§ 1754. Hearing and trial

1. Upon a petition for the appointment of a guardian of a person who
is intellectually disabled or person who is developmentally disabled
eighteen years of age or older, the court shall conduct a hearing at
which such person shall have the right to jury trial. The right to a
jury trial shall be deemed waived by failure to make a demand therefor.
The court may in its discretion dispense with a hearing for the
appointment of a guardian, and may in its discretion appoint a guardian
ad litem, or the mental hygiene legal service if such person is a
resident of a mental hygiene facility as defined in subdivision (a) of
section 47.01 of the mental hygiene law, to recommend whether the
appointment of a guardian as proposed in the application is in the best
interest of the person who is intellectually disabled or person who is
developmentally disabled, provided however, that such application has
been made by:

(a) both parents or the survivor; or

(b) one parent and the consent of the other parent; or

(c) any interested party and the consent of each parent.

2. When it shall appear to the satisfaction of the court that a parent
or parents not joining in or consenting to the application have
abandoned the person who is intellectually disabled or person who is
developmentally disabled or are not otherwise required to receive
notice, the court may dispense with such parent's consent in determining
the need to conduct a hearing for a person under the age of eighteen.
However, if the consent of both parents or the surviving parent is
dispensed with by the court, a hearing shall be held on the application.

3. If a hearing is conducted, the person who is intellectually
disabled or person who is developmentally disabled shall be present
unless it shall appear to the satisfaction of the court on the
certification of the certifying physician that the person who is
intellectually disabled or person who is developmentally disabled is
medically incapable of being present to the extent that attendance is
likely to result in physical harm to such person who is intellectually
disabled or person who is developmentally disabled, or under such other
circumstances which the court finds would not be in the best interest of
the person who is intellectually disabled or person who is
developmentally disabled.
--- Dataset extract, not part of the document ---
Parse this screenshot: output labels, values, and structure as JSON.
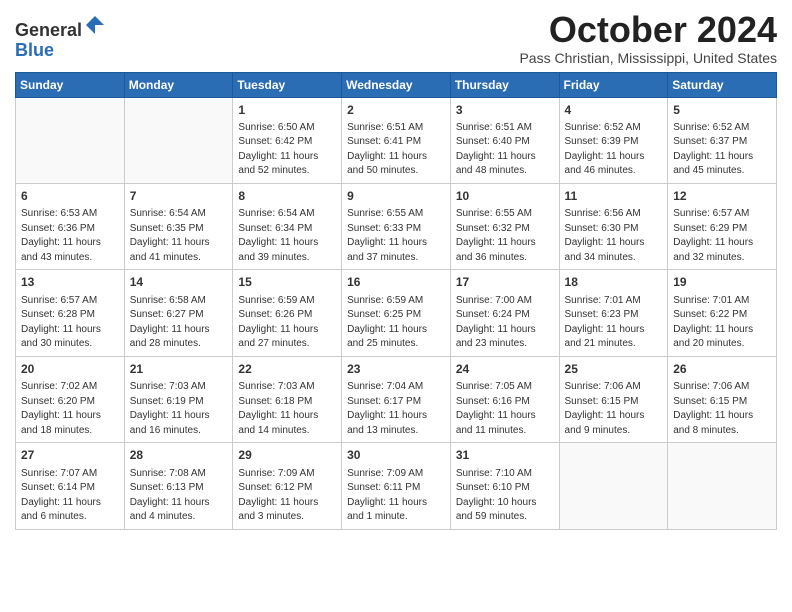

4. If either a hearing is dispensed with pursuant to subdivisions one
and two of this section or the person who is intellectually disabled or
person who is developmentally disabled is not present at the hearing
pursuant to subdivision three of this section, the court may appoint a
guardian ad litem if no mental hygiene legal service attorney is
authorized to act on behalf of the person who is intellectually disabled
or person who is developmentally disabled. The guardian ad litem or
mental hygiene legal service attorney, if appointed, shall personally
interview the person who is intellectually disabled or person who is
developmentally disabled and shall submit a written report to the court.

5. If, upon conclusion of such hearing or jury trial or if none be
held upon the application, the court is satisfied that the best
interests of the person who is intellectually disabled or person who is
developmentally disabled will be promoted by the appointment of a
guardian of the person or property, or both, it shall make a decree
naming such person or persons to serve as such guardians.